Stephen M. Yezerinac, Patrick J. Weatherhead, Peter T. Boag

Research output: Contribution to journalArticlepeer-review


We used multi-locus DNA fingerprinting to characterise the genetic mating system of the socially monogamous yellow warbler (Dendroica petechia). Over 2 years there were no instances of brood parasitism, but 59% of families (n = 90) contained extrapair sired young and 37% of offspring (n = 355) were of extra-pair paternity. Most hypotheses for extra-pair mating in monogamous species assume a paternity benefit to extra-pair sires, and focus on the benefit(s) to females. However, the assumption of male benefit has been little tested. Among yellow warblers, known extra-pair sires were just as likely to be cuckolded as any male in the population, and there was at least one reciprocal exchange of extra-pair paternity. Nevertheless, among known extra-pair sires, the paternity gains from extra-pair paternity were, on average, greater than the losses in their own families. These results show there is a paternity benefit to certain males. However, the benefit is not absolute but relative and therefore more difficult to measure. The results also suggest that patterns of extra-pair fertilisation are not determined by female choice alone. Most confirmed extra-pair mates were territorial neighbours, but some resided as far as three territories apart, and greater spatial separation was implied in other cases. Thus, the opportunity for extra-pair mating is great. We estimate that as a result of extra-pair fertilisations, variance in male mating success is increased somewhere between 3-fold and 15-fold over that which would result from within-pair reproduction alone. These findings affirm the potential importance of extra-pair reproduction for sexual selection in monogamous species and they support earlier suggestions that extra-territorial forays by male yellow warblers are for the purpose of extra-pair mating.

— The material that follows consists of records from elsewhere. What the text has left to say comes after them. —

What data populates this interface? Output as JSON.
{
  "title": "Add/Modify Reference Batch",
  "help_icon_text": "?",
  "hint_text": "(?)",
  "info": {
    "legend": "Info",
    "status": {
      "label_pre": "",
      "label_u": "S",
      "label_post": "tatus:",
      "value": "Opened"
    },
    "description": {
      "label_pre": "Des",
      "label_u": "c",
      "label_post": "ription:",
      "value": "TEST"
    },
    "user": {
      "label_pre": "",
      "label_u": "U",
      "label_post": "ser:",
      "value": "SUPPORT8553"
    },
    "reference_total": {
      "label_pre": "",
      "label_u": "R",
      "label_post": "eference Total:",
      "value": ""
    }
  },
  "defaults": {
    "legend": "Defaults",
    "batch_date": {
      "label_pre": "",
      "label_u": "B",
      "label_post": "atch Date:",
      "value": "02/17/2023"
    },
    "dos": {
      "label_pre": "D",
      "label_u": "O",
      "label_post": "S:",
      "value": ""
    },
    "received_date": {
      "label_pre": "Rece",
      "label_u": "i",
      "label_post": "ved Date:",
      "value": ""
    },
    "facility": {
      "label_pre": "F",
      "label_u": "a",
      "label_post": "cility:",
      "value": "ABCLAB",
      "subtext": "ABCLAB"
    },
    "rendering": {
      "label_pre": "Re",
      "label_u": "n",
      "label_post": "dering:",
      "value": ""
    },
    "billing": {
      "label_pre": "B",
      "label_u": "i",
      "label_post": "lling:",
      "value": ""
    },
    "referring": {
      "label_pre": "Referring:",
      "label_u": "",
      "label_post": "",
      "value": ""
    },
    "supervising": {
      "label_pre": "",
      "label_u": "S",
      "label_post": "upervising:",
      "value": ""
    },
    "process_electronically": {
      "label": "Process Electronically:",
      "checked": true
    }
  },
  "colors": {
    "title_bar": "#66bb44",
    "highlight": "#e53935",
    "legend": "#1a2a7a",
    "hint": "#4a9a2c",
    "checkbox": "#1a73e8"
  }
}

Original languageEnglish (US)
Pages (from-to)179-188
Number of pages10
JournalBehavioral Ecology and Sociobiology
Issue number3
StatePublished - Sep 1995
Externally publishedYes


  • DNA fingerprinting
  • Extra-pair fertilisation
  • Mating systems

ASJC Scopus subject areas

  • Ecology, Evolution, Behavior and Systematics
  • Animal Science and Zoology


Dive into the research topics of 'Extra-pair paternity and the opportunity for sexual selection in a socially monogamous bird (Dendroica petechia)'. Together they form a unique fingerprint.

Cite this